(Image courtesy Boston Assessing Department)
Although the details are vague, by early next year Spaulding and Slye Investments could file plans for a residential project that would bring up to 160 residences to A Street and West 3rd Street in South Boston.
At a community meeting Wednesday night sponsored by the St. Vincent’s Lower End Neighborhood Association, Daniel St. Clair, managing director of Spaulding and Slye Investments, laid out the general development concept the company devised for the large parcel at 45 West 3rd St., which is currently the home of Cliflex Bellows, a manufacturing firm.
Spaulding and Slye Investments has the approximately 42,800-square-foot property under agreement to purchase, but has not filed any development plans with the Boston Redevelopment Authority, one of the first steps to bring any project to fruition.
According to St. Clair, his company is deliberately taking the process slow so that developers can better understand the neighbor’ priorities.
“We’re very early in the process; nothing has been filed,” said St. Clair. “We want to work with people to find an appropriate fit.”
While Wednesday’s meeting at the South Boston Lithuanian Club was largely populated by members of the St. Vincent’s Lower End Neighborhood Association, which represents a more residential section of the neighborhood, the project actually sits in the West Broadway Neighborhood Association’s section of South Boston, which is a denser community with a residential and commercial mix.
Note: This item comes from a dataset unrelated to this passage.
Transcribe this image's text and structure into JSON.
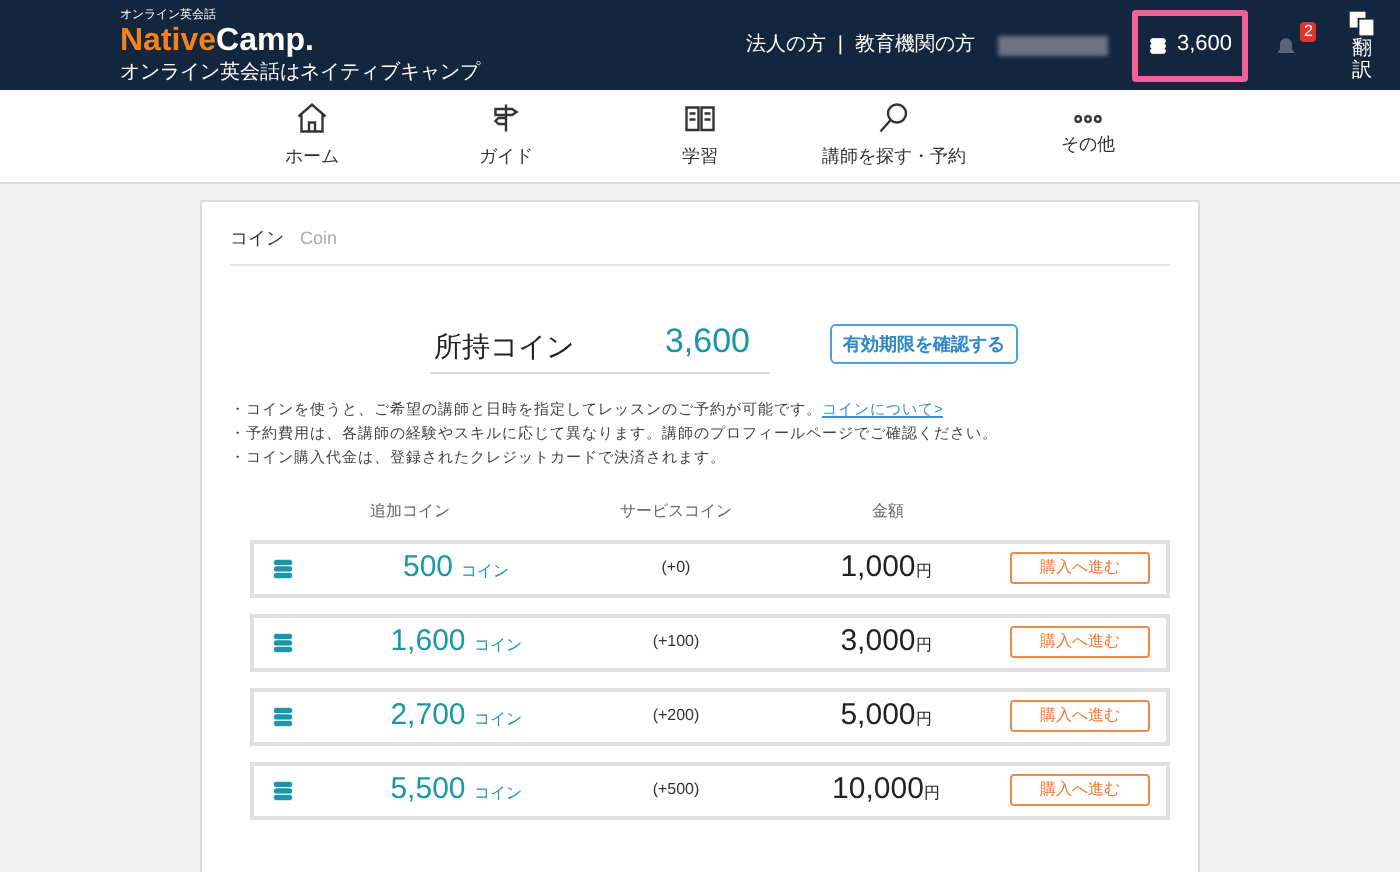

That neighborhood association is expected to host the community meeting mandated by the BRA’s Article 80 process, once the project has been filed with the agency.
Plans unveiled Wednesday called for a building that boasts six-stories on A Street and steps down to five-stories at the South Boston Bypass Road, which divides the property from the St. Vincent’s section of the neighborhood. The project is expected to include retail space along A Street as well as make improvements to the streetscape along West 3rd Street with the addition of trees, a widened sidewalk, and plantings.
“We’re interested in making sure the pedestrian experience from A Street to the St. Vincent’s area is positive,” explained David Hacin, the lead architect for the project. “We want to make it [the development] feel like a block of individual buildings.”
The proposed building, which will be bound by A Street, West 3rd Street, and Athens Street, will to be interconnected, but split up into four sections to give it a less intrusive feel and to help it better fit within the context of the community, according to designers.
Parking for the project would be located in a semi-recessed garage, with the entrance on the corner of West 3rd Street and the South Boston Bypass Road bridge. Plans called for .8 parking spaces per unit. Developers also highlighted the project’s close proximity to the Broadway MBTA stop as well as space set aside for bike parking.
Plans presented Wednesday were general and did not include the make-up of the units and if they would be condos or rentals.
Reactions from residents were mixed, with most saying they commend efforts by developers to make the project fit, but said it was still too big and too intrusive.
“I appreciate the notion of the scale back, but as a pedestrian I’m still going to see a big building; it has to be shorter on the [West 3rd Street] pedestrian side,” said Britta Hiester, an area resident.
“We’re concerned about the density of the project,” said Donald Keenan, a South Boston resident. “Everybody has a car, you need parking.”
Others said the project didn’t step down enough when it approached the South Boston Bypass Road.
“It’s just too big,” explained Randy Foster, an area resident. “This transition from 35-feet [height limit in the St. Vincent’s neighborhood] to 55-feet [proposed height of the stepped down section of the building] doesn’t make sense.”
Many echoed Foster’s comments, saying the project will be overwhelming when compared to the buildings on the St. Vincent’s side of the neighborhood and the amount of new residents it could bring.
“From a density perspective we’re getting hammered,” explained Gary Murad, vice president of the St. Vincent’s Lower End Neighborhood Association. “When you talk about Transit Oriented Development it sounds good, but with all the new residents, transit in the neighborhood is already overwhelmed.”
At the conclusion of Wednesday’s meeting, residents left with a better understanding of the project and developers left with plenty of notes. Although another community meeting has not been scheduled, St. Clair said his organization would be open to coming back to the community before it files with the BRA.
(Image courtesy Boston Assessing Department)